Mandarin Chinese



There is no alphabet. You do not spell words. Each Chinese character has a meaning (which can vary depending upon context). A sequence of Chinese characters can have a meaning totally independent of the meaning of the individual characters.

The number of characters is fixed. There are no new characters being introduced. So a character may have several possible meanings. You can determine the meaning of the character only from the context within which it is used. We have similar multi-use words in English.
English: "spring" = a coil of wire, a source of water, a season, to leap, to arise unexpectedly


People's names have to come from the available character set, like: Snow, Sky, Happiness. You can distinguish between a noun and a proper noun only from the context.
Noun: "Snow melts."           Proper noun: "Snow said."

Foreign Words

Many Biblical words, especially foreign proper names, do not exist in the Chinese vocabulary. Therefore, there is no character for them. These names are represented in Chinese by a sequence of characters that sound like the foreign word.
English: Jesus           Chinese: 耶稣 (which sounds like "Yē sū")


Since there is no alphabet, there is no alphabetical order of the Chinese characters. That makes it very difficult for a beginner to look up words in a Chinese dictionary. The dictionary is sequenced by the number of strokes required to draw each character, and the order that those strokes are drawn. Online dictionaries, such as are highly recommended.

Simplified Characters

In the 1950's China radically reduced the number of characters and reduced the number of strokes in many characters. This simplified character set as used in mainland China is used exclusively for this website. The pre-1950's traditional character set is still used in Taiwan and other Asian areas.


For a beginner, there is nothing about the Chinese character that suggests how to pronounce it. In fact, the same characters are used by many Asian languages and dialects. Each person reads and understands the same meaning of the written character, but speaks that word in his/her own language or dialect. The citizens of China share a common written language even though they may not understand the spoken words of another area of China.


Chinese is a tonal language. Each vowel can be spoken with four variations in tone or the absence of a tone. Each tone produces a new word.

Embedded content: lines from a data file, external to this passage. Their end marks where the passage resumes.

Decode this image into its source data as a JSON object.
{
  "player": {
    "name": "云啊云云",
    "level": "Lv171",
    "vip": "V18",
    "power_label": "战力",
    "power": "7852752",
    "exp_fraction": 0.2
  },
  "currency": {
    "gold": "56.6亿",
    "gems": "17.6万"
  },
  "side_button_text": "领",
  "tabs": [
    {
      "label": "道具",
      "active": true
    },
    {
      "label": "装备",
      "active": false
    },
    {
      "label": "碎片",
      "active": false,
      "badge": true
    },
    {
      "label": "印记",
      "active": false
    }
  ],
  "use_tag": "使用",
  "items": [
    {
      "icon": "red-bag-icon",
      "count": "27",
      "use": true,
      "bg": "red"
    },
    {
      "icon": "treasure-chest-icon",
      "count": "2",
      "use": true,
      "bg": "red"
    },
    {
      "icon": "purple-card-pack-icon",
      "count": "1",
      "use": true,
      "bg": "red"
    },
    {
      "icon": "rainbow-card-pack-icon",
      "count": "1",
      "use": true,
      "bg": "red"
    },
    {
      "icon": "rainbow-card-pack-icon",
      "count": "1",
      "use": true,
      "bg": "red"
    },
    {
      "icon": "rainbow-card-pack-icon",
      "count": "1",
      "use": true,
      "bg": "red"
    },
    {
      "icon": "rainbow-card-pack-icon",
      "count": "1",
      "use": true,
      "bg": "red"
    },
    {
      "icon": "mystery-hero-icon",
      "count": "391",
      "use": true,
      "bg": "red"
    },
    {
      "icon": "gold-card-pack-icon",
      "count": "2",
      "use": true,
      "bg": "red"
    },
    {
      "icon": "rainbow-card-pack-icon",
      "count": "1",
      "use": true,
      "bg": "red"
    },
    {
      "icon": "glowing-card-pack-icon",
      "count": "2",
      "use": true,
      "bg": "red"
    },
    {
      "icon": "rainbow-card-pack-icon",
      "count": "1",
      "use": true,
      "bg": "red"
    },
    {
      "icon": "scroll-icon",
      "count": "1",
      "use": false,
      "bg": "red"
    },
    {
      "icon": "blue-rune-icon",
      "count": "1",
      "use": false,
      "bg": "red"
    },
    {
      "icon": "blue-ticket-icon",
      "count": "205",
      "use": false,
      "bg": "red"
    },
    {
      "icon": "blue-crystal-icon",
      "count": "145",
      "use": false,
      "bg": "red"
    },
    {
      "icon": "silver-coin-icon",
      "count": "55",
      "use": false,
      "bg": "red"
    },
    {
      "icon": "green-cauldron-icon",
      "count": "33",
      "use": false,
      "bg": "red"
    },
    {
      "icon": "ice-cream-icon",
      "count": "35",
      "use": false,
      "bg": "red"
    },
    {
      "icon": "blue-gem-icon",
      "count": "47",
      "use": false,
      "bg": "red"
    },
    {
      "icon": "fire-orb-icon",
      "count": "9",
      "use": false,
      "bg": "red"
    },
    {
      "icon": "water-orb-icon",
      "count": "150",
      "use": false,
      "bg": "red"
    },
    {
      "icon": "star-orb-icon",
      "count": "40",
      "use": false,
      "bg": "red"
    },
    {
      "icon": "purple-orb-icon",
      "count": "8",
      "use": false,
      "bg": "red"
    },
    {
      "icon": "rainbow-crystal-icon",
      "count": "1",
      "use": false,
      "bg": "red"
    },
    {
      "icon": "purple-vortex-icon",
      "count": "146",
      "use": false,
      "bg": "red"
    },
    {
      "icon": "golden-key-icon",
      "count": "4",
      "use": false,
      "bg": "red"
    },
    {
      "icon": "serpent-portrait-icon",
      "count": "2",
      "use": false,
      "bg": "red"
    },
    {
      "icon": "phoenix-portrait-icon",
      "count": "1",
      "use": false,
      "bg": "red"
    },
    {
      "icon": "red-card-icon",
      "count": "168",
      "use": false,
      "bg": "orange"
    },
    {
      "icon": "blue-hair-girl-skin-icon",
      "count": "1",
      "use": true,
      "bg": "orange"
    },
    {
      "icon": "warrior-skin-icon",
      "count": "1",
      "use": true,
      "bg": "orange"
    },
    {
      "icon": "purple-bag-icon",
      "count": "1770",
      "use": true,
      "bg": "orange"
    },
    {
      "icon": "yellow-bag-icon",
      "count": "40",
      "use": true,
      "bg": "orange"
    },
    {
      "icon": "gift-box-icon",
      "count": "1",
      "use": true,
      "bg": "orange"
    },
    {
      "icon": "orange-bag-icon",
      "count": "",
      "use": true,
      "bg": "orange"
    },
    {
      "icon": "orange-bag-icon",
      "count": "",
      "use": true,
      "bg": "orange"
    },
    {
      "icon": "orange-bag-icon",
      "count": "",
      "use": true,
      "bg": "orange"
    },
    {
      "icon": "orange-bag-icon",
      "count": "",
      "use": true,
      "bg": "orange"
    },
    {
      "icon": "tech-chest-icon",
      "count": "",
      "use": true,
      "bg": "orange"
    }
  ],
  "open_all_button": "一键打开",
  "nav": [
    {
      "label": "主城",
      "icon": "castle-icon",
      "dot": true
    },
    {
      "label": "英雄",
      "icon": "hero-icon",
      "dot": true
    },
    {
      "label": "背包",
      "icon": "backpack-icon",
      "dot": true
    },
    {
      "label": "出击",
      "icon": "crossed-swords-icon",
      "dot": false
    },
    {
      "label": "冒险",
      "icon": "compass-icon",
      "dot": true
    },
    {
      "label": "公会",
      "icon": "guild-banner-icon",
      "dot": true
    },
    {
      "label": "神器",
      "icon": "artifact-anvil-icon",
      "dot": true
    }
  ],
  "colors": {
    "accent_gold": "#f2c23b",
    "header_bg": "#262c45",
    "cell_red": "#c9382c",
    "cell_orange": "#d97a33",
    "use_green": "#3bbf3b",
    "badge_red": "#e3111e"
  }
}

The same word spoken with five different tones has five distinct meanings. In essence, English has five main vowels and Chinese has thirty-five.
English: aeiou           Chinese: aāáǎà eēéěè i ī í ǐ ì oōóǒò uūúǔù"


To interact with western culture, China has developed a phonetic system called "Pinyin" that uses the alphabet you are familiar with to show how that character should be spoken.
English: everyone           Chinese: 众人           Pinyin: zhòng rén

!?();:,。     !   ?   (   )   ;   :   ,   .   -



Nouns have no singular/plural, no variations in form.
English: "man / men, child / children, book / books"
Chinese: "man, child, book"


Pronouns have no variations in form. English uses "I" as the subject and "me" as the object, or "he" as the subject and "him" as the object. Chinese has only one character for "I" and the translation to English "I" or "me" is determined by the context.


Verbs have no tense, no singular/plural, no variations.
English: "I eat. He eats. We ate. They have eaten."
Chinese: "eat"


Some characters are grammatical markers. They do not translate directly into English, but they indicate how other characters are to be translated. These particles can identify a relative clause, show passive mood, show possessive case, add emphasis, etc.


The Chinese language does not employ tenses to indicate the time (present, past or future). But there are aspect characters which indicate the stages of the event being in progress, in continuation or as having been completed.

Classifiers (Measure Words)

English has classifiers such as: a flock of geese, a pair of doves, a sheet of paper, etc. Every Chinese noun has a related classifier that is usually required when referring to a number of or a specific item. (Nouns that cannot be counted, such as knowledge or advice, are an exception to this rule.)
English: "I see two cows."
Chinese: "I see two head of cows."


There is no definite article "the" or indefinite articles "a" or "an".
English: "The book is on the table".
Chinese: "Book is on table".

To refer to a specific number of items (including just one), the count and the correlated classifier (measure word) is required.
English: "a soda"
Chinese: "one bottle of soda"

Word Order

Subject + verb + object is the basic word order in a Chinese sentence. However, many variations exist. Topic + comment is a frequent structure, often separated by a comma.
English: "I have read this book."
Chinese: "This book, I have read."

Prepositional phrases (preposition + object) usually appear before the verb.
English: "He goes to town."
Chinese: "He to town goes."

Time phrases occur before the verb.
English: "I was writing letters yesterday evening."
Chinese: "Yesterday evening I was writing letters."

Subordinate clauses occur before the main clause.
English: "I drank milk when I ate dinner."
Chinese: "When I ate dinner, I drank milk."

A question can be formed by adding a tag at the end of any statement. (There are many other forms of questions.)
English: "Are you Chinese?"
Chinese: "You are Chinese(question tag)"

To a native English speaker, Chinese grammar seems complex. The detailed grammar rules you would need to write correct Chinese would fill a textbook. The following are over-simplied guidelines to allow you to get started reading and understanding. You will be exposed to many variations as you spend more time in the Chinese text.